Our gybing technique was improving. The first gybe had been done in the dark with just one pole and had involved a lot of running around. By now we were getting the two-pole gybe method well tuned. We had decided to go outside Arklow Bank, which is narrow but extends a long way parallel to the coast. Albatross and Russ were just behind us apparently waiting to see which way we would go. It was a pleasure to gybe and pull away from them as we turned offshore just after the Lanby at the southern end of the bank. It was surprising to see Grey Girl (another of our competitors who had been ahead of us) heading towards the bank after us.
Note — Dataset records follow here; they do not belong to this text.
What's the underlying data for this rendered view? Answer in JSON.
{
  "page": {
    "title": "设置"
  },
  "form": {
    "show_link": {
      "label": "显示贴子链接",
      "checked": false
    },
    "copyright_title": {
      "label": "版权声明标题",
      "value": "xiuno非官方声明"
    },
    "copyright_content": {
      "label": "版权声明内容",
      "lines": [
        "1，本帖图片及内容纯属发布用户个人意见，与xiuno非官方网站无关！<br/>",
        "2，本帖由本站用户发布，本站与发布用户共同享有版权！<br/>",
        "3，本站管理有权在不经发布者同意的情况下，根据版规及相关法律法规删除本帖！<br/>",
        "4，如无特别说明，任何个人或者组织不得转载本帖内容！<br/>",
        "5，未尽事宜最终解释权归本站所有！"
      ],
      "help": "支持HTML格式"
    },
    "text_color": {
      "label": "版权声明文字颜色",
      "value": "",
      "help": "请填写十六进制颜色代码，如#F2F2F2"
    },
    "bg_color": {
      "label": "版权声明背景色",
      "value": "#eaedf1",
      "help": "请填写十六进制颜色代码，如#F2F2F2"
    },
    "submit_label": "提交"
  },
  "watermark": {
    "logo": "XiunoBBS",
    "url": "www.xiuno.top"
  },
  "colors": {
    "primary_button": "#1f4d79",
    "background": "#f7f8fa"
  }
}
Making good speed now, though not heading straight for our destination in order to stay on a broad reach, we approached Master Builder the OYC ketch, which was leading the non-spinnaker fore-and-aft rig classes. We had a leisurely dinner staying parallel to her a few hundred yards away. Then with the meal finished we decided to get sailing properly again, and pulled away. It pleased all aboard to hear that we were second in our class on this second evening of the race.
Night was soon upon us and since the wind was still light we decided to leave the big spinnaker up. We sailed superbly all night long, once seeing a lighthouse near Holyhead, and once being surprised to identify a Polaris submarine on the surface crossing our bows about a mile ahead.
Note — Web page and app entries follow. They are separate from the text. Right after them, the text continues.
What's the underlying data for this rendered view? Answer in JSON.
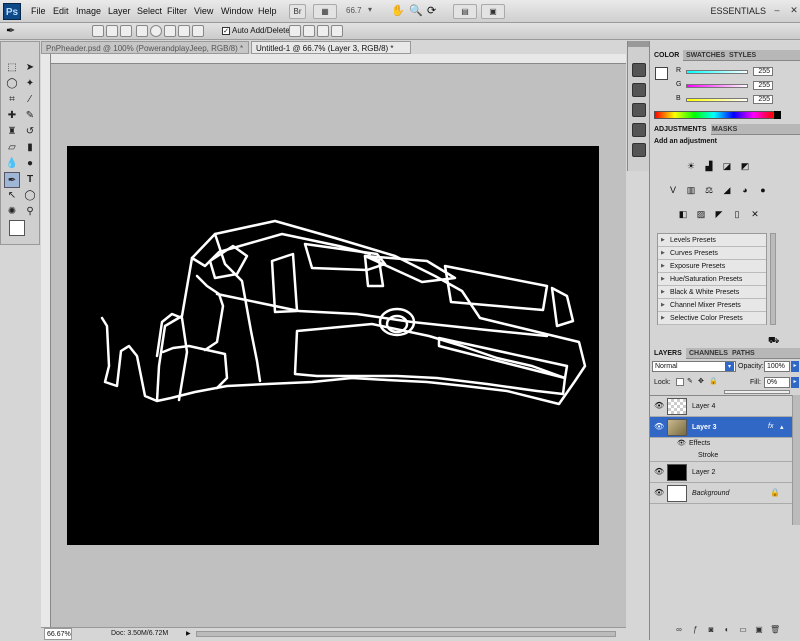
{
  "app": {
    "logo": "Ps",
    "workspace": "ESSENTIALS"
  },
  "menu": [
    "File",
    "Edit",
    "Image",
    "Layer",
    "Select",
    "Filter",
    "View",
    "Window",
    "Help"
  ],
  "appbar": {
    "bridge_label": "Br",
    "zoom": "66.7",
    "zoom_arrow": "▾"
  },
  "options": {
    "auto_add_delete": "Auto Add/Delete",
    "checkbox": "✓"
  },
  "tabs": [
    {
      "label": "PnPheader.psd @ 100% (PowerandplayJeep, RGB/8) *"
    },
    {
      "label": "Untitled-1 @ 66.7% (Layer 3, RGB/8) *"
    }
  ],
  "status": {
    "zoom": "66.67%",
    "doc": "Doc: 3.50M/6.72M"
  },
  "color_panel": {
    "tabs": [
      "COLOR",
      "SWATCHES",
      "STYLES"
    ],
    "r_label": "R",
    "g_label": "G",
    "b_label": "B",
    "r": "255",
    "g": "255",
    "b": "255"
  },
  "adjustments": {
    "tabs": [
      "ADJUSTMENTS",
      "MASKS"
    ],
    "heading": "Add an adjustment",
    "presets": [
      "Levels Presets",
      "Curves Presets",
      "Exposure Presets",
      "Hue/Saturation Presets",
      "Black & White Presets",
      "Channel Mixer Presets",
      "Selective Color Presets"
    ]
  },
  "layers": {
    "tabs": [
      "LAYERS",
      "CHANNELS",
      "PATHS"
    ],
    "blend_mode": "Normal",
    "opacity_label": "Opacity:",
    "opacity": "100%",
    "lock_label": "Lock:",
    "fill_label": "Fill:",
    "fill": "0%",
    "items": [
      {
        "name": "Layer 4"
      },
      {
        "name": "Layer 3",
        "fx": "fx"
      },
      {
        "name": "Effects"
      },
      {
        "name": "Stroke"
      },
      {
        "name": "Layer 2"
      },
      {
        "name": "Background"
      }
    ]
  },
  "colors": {
    "accent": "#3168c6",
    "canvas_bg": "#000000",
    "stroke": "#ffffff"
  }
}
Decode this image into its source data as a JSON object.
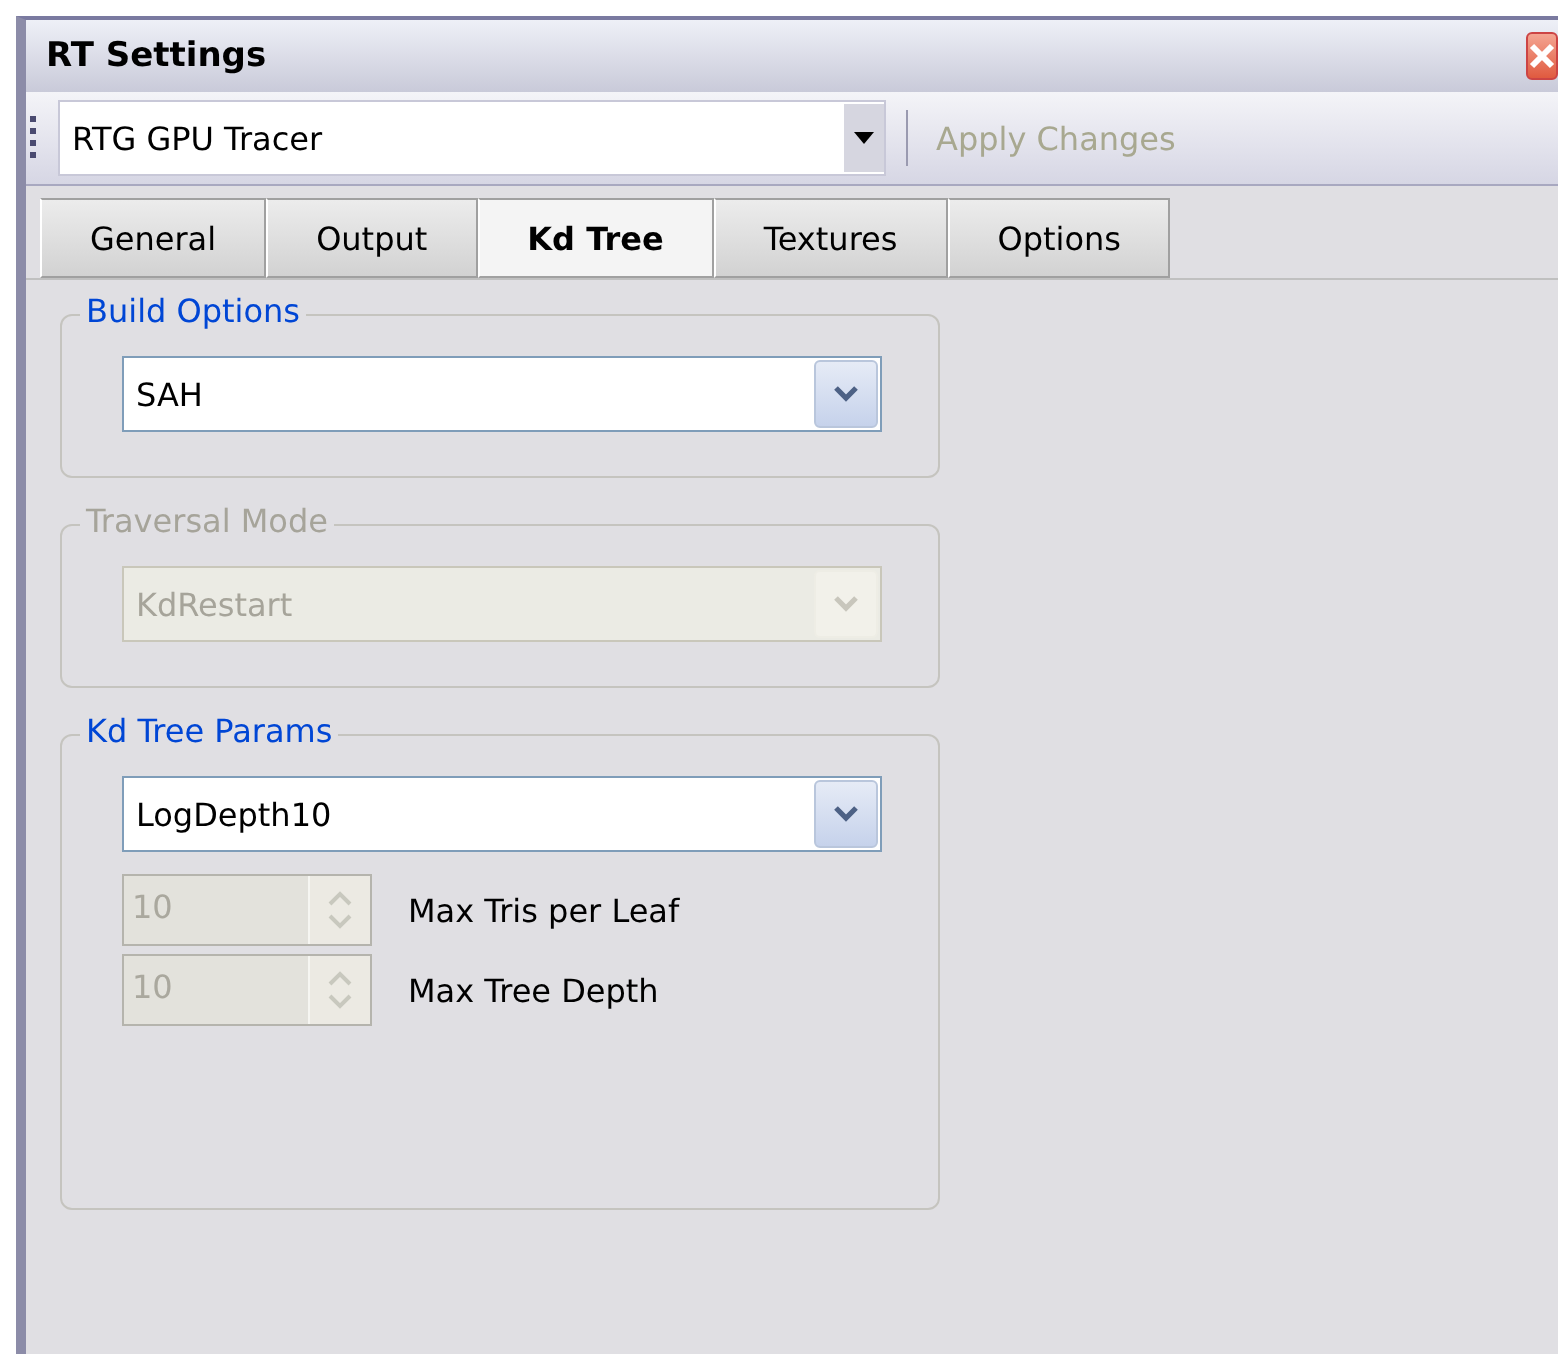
{
  "window": {
    "title": "RT Settings"
  },
  "toolbar": {
    "renderer": {
      "value": "RTG GPU Tracer"
    },
    "apply_button": {
      "label": "Apply Changes",
      "disabled": true
    }
  },
  "tabs": [
    {
      "label": "General",
      "selected": false
    },
    {
      "label": "Output",
      "selected": false
    },
    {
      "label": "Kd Tree",
      "selected": true
    },
    {
      "label": "Textures",
      "selected": false
    },
    {
      "label": "Options",
      "selected": false
    }
  ],
  "groups": [
    {
      "title": "Build Options",
      "disabled": false,
      "combo": {
        "value": "SAH"
      }
    },
    {
      "title": "Traversal Mode",
      "disabled": true,
      "combo": {
        "value": "KdRestart"
      }
    },
    {
      "title": "Kd Tree Params",
      "disabled": false,
      "combo": {
        "value": "LogDepth10"
      },
      "spinners": [
        {
          "value": "10",
          "label": "Max Tris per Leaf",
          "disabled": true
        },
        {
          "value": "10",
          "label": "Max Tree Depth",
          "disabled": true
        }
      ]
    }
  ]
}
By morning we were approaching the Isle of Man and we gybed to head towards Belfast, our destination. In the latter part of the night there had been a little more breeze – enough to raise a slight swell, which was now broadside on to us. With insufficient breeze to keep the sails filled, Marabu started to roll a little. As we were thinking about breakfast, Steve brought the news from forward that the spinnaker was splitting. We immediately surged forward and brought the sail down, but the damage was already done. The tear had started at a small nick, and in these rolly windless conditions had extended itself, unnoticed at first and then at frightening speed, the whole width of the sail.
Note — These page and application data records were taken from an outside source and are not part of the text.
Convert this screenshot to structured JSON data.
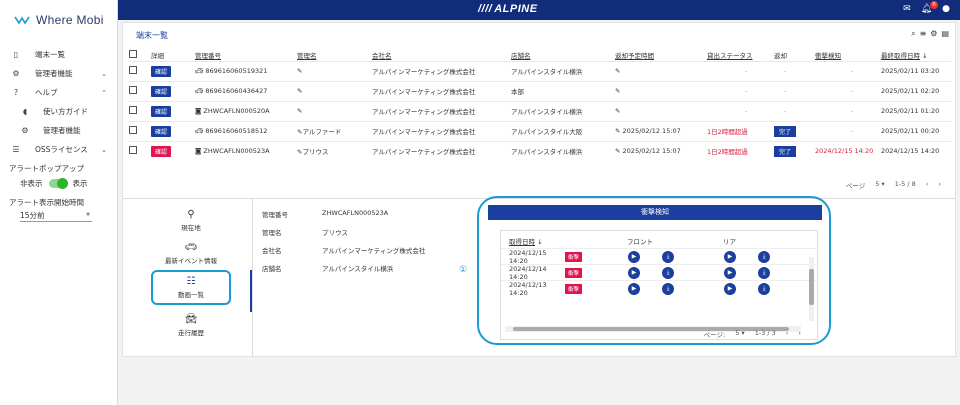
{
  "app": {
    "logo": "Where Mobi",
    "brand": "ALPINE",
    "notification_count": "6"
  },
  "sidebar": {
    "items": [
      {
        "label": "端末一覧",
        "icon": "phone-icon"
      },
      {
        "label": "管理者機能",
        "icon": "gear-icon"
      },
      {
        "label": "ヘルプ",
        "icon": "help-icon"
      },
      {
        "label": "使い方ガイド",
        "icon": "mouse-icon"
      },
      {
        "label": "管理者機能",
        "icon": "gear-icon"
      },
      {
        "label": "OSSライセンス",
        "icon": "list-icon"
      }
    ],
    "alert_popup_label": "アラートポップアップ",
    "toggle_off": "非表示",
    "toggle_on": "表示",
    "alert_start_label": "アラート表示開始時間",
    "alert_start_value": "15分前"
  },
  "main": {
    "title": "端末一覧",
    "columns": [
      "詳細",
      "管理番号",
      "管理名",
      "会社名",
      "店舗名",
      "返却予定時間",
      "貸出ステータス",
      "返却",
      "衝撃検知",
      "最終取得日時"
    ],
    "rows": [
      {
        "btn": "確認",
        "red": false,
        "id": "869616060519321",
        "idicon": "car",
        "name": "",
        "company": "アルパインマーケティング株式会社",
        "store": "アルパインスタイル横浜",
        "ret_time": "",
        "status": "-",
        "ret": "-",
        "impact": "-",
        "last": "2025/02/11 03:20"
      },
      {
        "btn": "確認",
        "red": false,
        "id": "869616060436427",
        "idicon": "car",
        "name": "",
        "company": "アルパインマーケティング株式会社",
        "store": "本部",
        "ret_time": "",
        "status": "-",
        "ret": "-",
        "impact": "-",
        "last": "2025/02/11 02:20"
      },
      {
        "btn": "確認",
        "red": false,
        "id": "ZHWCAFLN000520A",
        "idicon": "cam",
        "name": "",
        "company": "アルパインマーケティング株式会社",
        "store": "アルパインスタイル横浜",
        "ret_time": "",
        "status": "-",
        "ret": "-",
        "impact": "-",
        "last": "2025/02/11 01:20"
      },
      {
        "btn": "確認",
        "red": false,
        "id": "869616060518512",
        "idicon": "car",
        "name": "アルファード",
        "company": "アルパインマーケティング株式会社",
        "store": "アルパインスタイル大阪",
        "ret_time": "2025/02/12 15:07",
        "status": "1日2時間超過",
        "ret": "完了",
        "impact": "-",
        "last": "2025/02/11 00:20"
      },
      {
        "btn": "確認",
        "red": true,
        "id": "ZHWCAFLN000523A",
        "idicon": "cam",
        "name": "プリウス",
        "company": "アルパインマーケティング株式会社",
        "store": "アルパインスタイル横浜",
        "ret_time": "2025/02/12 15:07",
        "status": "1日2時間超過",
        "ret": "完了",
        "impact": "2024/12/15 14:20",
        "last": "2024/12/15 14:20"
      }
    ],
    "pager": {
      "label": "ページ",
      "size": "5",
      "range": "1-5 / 8"
    }
  },
  "detail": {
    "tabs": [
      "現在地",
      "最新イベント情報",
      "動画一覧",
      "走行履歴"
    ],
    "fields": [
      {
        "k": "管理番号",
        "v": "ZHWCAFLN000523A"
      },
      {
        "k": "管理名",
        "v": "プリウス"
      },
      {
        "k": "会社名",
        "v": "アルパインマーケティング株式会社"
      },
      {
        "k": "店舗名",
        "v": "アルパインスタイル横浜"
      }
    ],
    "marker": "①",
    "impact": {
      "title": "衝撃検知",
      "col_date": "取得日時",
      "col_front": "フロント",
      "col_rear": "リア",
      "rows": [
        {
          "date": "2024/12/15 14:20",
          "tag": "衝撃"
        },
        {
          "date": "2024/12/14 14:20",
          "tag": "衝撃"
        },
        {
          "date": "2024/12/13 14:20",
          "tag": "衝撃"
        }
      ],
      "pager": {
        "label": "ページ:",
        "size": "5",
        "range": "1-3 / 3"
      }
    }
  }
}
Even with the full mainsail, mizzen staysail and mizzen we still sorely needed a large forward downwind sail to steady us and keep us moving. The medium-sized light spinnaker seemed the obvious choice even though it was an unknown quantity. We prepared it and hoisted it. At first it seemed to be doing its job well, even though its material was very light and the head of the sail had been repaired with misshapen patches of many different colours. We had managed to sit down in the cockpit with a well-deserved bowl of porridge when news from forward came that the spinnaker had blown its head out. This was depressing but it did not come as a great surprise.
After bringing down the pieces it didn’t take us long to decide to return to the trusted heavy spinnaker of our first night. This we did, and as we turned back to our half-eaten porridge, we noticed an old repair right across its middle. The repair had been made with sticky tape and not stitched and to our dismay, it was coming apart. Before we had managed to get it down, the sail had split along the previous tear right across its middle. Now this was really depressing. We had torn all three spinnakers in less than an hour in ideal spinnaker conditions. So we had to find some other sails.
For the rest of the day we sailed using what sails we could, gently downwind towards Belfast Lough. The sea was not so busy now. During the whole day we only spotted two of our competitors. We crossed the finishing line off Mew Island light at 17:45 that evening. The whole distance of 248 miles we had completed in just under 48 hours. Tying up for the night at Bangor we saw with some disappointment that some of our immediate competitors had got in before us. But this was a handicap race with complicated method of rating with allowances given even for the age of the vessel.
When the final results were published we were 9th out of 24 in our class. A creditable performance we thought, and better than anyone could remember a 100-square metre having done in the history of the Cutty Sark Tall Ships Races.